Text: FreeWave Technologies, manufacturer of high-performance spread spectrum and licensed radios for critical data transmission, has announced that together with its technology solution partner Process Control Dynamics, it has installed wireless data radios for the communication network used by Parker Water and Sanitation District in Colorado, USA.
The radios provide real-time monitoring and transmission of critical data to help ensure high-quality, safe water for more than 17,000 single family equivalents (SFEs) deployed across 43 square miles of the Parker community.
Currently, Parker Water and Sanitation District uses FreeWave’s HTPlus, FGR Serial radios and FGR2-IO radios.
“FreeWave’s radios were easily integrated into our existing supervisory control and data acquisition (SCADA) network and can communicate with all of our programmable logic controllers (PLCs),” said Kirk Magnusson, systems administration manager at Parker Water and Sanitation District. “The result is one cohesive system that sends critical data in real-time. With the configuration and diagnostics tools that FreeWave offers, we also can manage the radios from our desktop. With our old system, if a radio had a communication issue, someone from the team would have to drive out and locally fix it. The advantages of selecting FreeWave radioshave resulted in exceptional reliability and performance, but we also have been especially impressed by FreeWave’s around-the-clock customer support.”
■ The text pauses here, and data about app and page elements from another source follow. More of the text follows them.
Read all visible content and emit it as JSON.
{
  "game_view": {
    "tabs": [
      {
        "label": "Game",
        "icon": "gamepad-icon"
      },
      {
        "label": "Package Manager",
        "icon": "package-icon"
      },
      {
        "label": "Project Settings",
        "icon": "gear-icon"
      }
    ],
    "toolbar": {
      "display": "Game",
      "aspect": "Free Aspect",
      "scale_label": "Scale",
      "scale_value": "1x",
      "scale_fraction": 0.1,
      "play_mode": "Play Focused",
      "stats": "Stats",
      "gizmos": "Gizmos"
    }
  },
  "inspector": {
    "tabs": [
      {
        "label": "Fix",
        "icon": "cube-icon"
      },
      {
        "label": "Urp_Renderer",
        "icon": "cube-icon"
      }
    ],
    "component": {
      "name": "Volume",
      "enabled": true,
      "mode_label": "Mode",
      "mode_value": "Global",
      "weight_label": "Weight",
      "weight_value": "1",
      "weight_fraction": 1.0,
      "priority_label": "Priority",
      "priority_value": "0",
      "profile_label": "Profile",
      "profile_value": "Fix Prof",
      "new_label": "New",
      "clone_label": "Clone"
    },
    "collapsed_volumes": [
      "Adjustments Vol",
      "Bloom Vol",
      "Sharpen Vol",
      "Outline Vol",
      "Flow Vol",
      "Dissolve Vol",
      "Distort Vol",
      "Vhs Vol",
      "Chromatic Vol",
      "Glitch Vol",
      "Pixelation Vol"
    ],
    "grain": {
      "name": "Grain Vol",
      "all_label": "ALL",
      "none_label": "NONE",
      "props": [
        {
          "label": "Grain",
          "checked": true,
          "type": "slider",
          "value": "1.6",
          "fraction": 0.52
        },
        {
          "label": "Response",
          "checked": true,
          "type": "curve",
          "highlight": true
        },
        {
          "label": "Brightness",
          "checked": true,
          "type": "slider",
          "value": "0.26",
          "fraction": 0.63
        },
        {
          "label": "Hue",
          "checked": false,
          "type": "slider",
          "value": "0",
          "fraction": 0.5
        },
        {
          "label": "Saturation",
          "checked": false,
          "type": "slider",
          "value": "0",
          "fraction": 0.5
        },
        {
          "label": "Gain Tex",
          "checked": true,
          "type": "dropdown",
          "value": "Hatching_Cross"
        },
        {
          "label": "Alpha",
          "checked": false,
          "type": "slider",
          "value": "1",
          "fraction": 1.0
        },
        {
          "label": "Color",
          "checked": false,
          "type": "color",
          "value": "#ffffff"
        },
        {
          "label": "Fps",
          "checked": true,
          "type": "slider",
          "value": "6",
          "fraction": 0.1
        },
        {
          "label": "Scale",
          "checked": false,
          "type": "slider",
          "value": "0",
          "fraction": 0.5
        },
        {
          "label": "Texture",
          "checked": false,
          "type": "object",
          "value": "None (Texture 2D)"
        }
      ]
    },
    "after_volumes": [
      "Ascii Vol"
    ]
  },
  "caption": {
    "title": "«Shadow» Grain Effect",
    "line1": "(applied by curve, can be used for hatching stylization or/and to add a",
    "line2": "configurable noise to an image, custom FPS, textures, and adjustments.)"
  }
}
Today, the radios are used for monitoring critical data at its water and wastewater facilities, including tank levels, temperatures, pressures, and pump control.